Kazakh, Korean companies to cooperate in nuclear power projects

29 June 2022

Korea Hydro & Nuclear Power (KHNP) has signed a Memorandum of Understanding (MoU) with Kazakhstan Nuclear Power Plants (KNPP) - a branch of the government's Samruk-Kazyna National Welfare Fund - to cooperate on the introduction of nuclear power in Kazakhstan.

The signing of the MoU between KHNP and KNPP (Image: KHNP)

The MoU was signed in Seoul on 28 June during a visit of a Kazakh delegation led by Vice Minister of Energy Zhandos Nurmaganbetov and representatives of the South Korean Ministry of Trade, Industry and Energy, as well as KHNP. Their trip included a tour of units 5 and 6 of the Shin Kori plant, which are currently under construction.

Through the MoU, the two companies have agreed to cooperate in areas such as the development of new nuclear power plants, the application of nuclear technology, human resource training and public acceptance.

"The signing of this Memorandum will strengthen the strategic partnership between Kazakhstan and South Korea in the field of nuclear energy development," Kazakhstan's energy ministry said.

KNHP noted that it submitted a proposal to Kazakhstan in 2019 for the construction of two 1000 MWe or 1400 MWe nuclear power plants. Since then, the company said it has "maintained a continuous cooperative relationship".

In September last year, Kazakh president Kassym-Jomart Tokayev announced as part of a national address that Samruk-Kazya would begin exploring the use of nuclear energy.

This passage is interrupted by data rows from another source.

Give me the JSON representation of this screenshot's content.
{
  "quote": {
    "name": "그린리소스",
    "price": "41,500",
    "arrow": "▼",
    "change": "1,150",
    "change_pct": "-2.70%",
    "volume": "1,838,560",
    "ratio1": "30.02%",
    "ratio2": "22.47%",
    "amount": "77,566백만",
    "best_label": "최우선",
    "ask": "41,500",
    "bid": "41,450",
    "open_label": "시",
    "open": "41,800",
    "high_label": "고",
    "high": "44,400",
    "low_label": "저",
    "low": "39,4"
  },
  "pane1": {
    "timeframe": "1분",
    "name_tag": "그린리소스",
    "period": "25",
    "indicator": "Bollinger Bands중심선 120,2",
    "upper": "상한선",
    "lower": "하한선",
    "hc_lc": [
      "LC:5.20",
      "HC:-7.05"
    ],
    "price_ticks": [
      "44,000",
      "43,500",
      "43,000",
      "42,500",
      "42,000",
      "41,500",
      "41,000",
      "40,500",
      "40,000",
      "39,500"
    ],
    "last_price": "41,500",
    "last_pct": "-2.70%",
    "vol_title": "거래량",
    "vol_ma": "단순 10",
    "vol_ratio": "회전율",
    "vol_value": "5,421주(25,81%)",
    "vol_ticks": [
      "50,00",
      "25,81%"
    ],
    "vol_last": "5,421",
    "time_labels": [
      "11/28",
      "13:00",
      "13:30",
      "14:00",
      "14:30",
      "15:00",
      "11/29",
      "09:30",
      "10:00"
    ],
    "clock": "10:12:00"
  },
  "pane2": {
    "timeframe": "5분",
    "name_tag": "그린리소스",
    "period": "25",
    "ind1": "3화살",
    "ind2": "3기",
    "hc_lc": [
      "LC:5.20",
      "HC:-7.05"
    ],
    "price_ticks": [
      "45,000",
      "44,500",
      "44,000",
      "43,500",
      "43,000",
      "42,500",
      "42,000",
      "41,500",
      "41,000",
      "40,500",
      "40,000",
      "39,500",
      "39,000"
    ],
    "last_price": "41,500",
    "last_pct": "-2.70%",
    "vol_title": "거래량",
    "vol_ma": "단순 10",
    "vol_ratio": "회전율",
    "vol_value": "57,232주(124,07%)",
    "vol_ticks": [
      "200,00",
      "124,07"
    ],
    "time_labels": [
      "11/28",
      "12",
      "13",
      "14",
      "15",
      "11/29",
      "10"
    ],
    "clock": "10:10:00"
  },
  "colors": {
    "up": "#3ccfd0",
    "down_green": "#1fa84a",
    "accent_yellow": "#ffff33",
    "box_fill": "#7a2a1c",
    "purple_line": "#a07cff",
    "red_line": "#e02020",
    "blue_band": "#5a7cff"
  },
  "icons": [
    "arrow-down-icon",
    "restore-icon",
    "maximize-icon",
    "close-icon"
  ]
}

He said it would "explore the possibility of developing safe and environmentally friendly nuclear energy in Kazakhstan" and that it would be done "as rationally as possible, without speculation and emotions".

In December, KNPP signed a Memorandum of Cooperation with small modular reactor (SMR) developer NuScale to investigate the deployment of SMRs in Kazakhstan. NuScale said the agreement will see the companies share technical expertise as they "examine the value NuScale's small modular reactor technology could bring to the country." The US company will support KNPP to evaluate its technology, "including nuclear power plant engineering, construction, commissioning, operation and maintenance, and project-specific studies and design work." In 2019, NuScale submitted a 'technical and price offer' to KNPP.

In February this year, Kazkhstan's Energy Director of the Department of Nuclear Energy and Industry said that the government was evaluating six suppliers: NuScale Power; a US-Japanese consortium of GE Hitachi; KHNP; China National Nuclear Corporation; Rosatom; and EDF.

However, Interfax-Kazakhstan reported on 29 June that the Kazakh Energy Ministry has excluded the USA and Japan from the list of potential suppliers of technology for the nuclear power plant project as their proposed reactors have not yet been constructed or operated anywhere elsewhere yet.

KNPP is preparing to submit a proposal for a new nuclear power plant to the president within the third quarter of this year for the construction of two new nuclear power plants with a total capacity of up to 2800 MWe.

Kazakhstan has 12% of the world's uranium resources and is the world's largest producer. A Russian-designed BN-350 sodium-cooled fast reactor operated near Aktau in Kazakhstan for 26 years until 1999, generating electricity and desalinating water. The question of nuclear power in Kazakhstan has been discussed for many years, with both large and small reactors included in various draft energy plans over the last decade.

Researched and written by World Nuclear News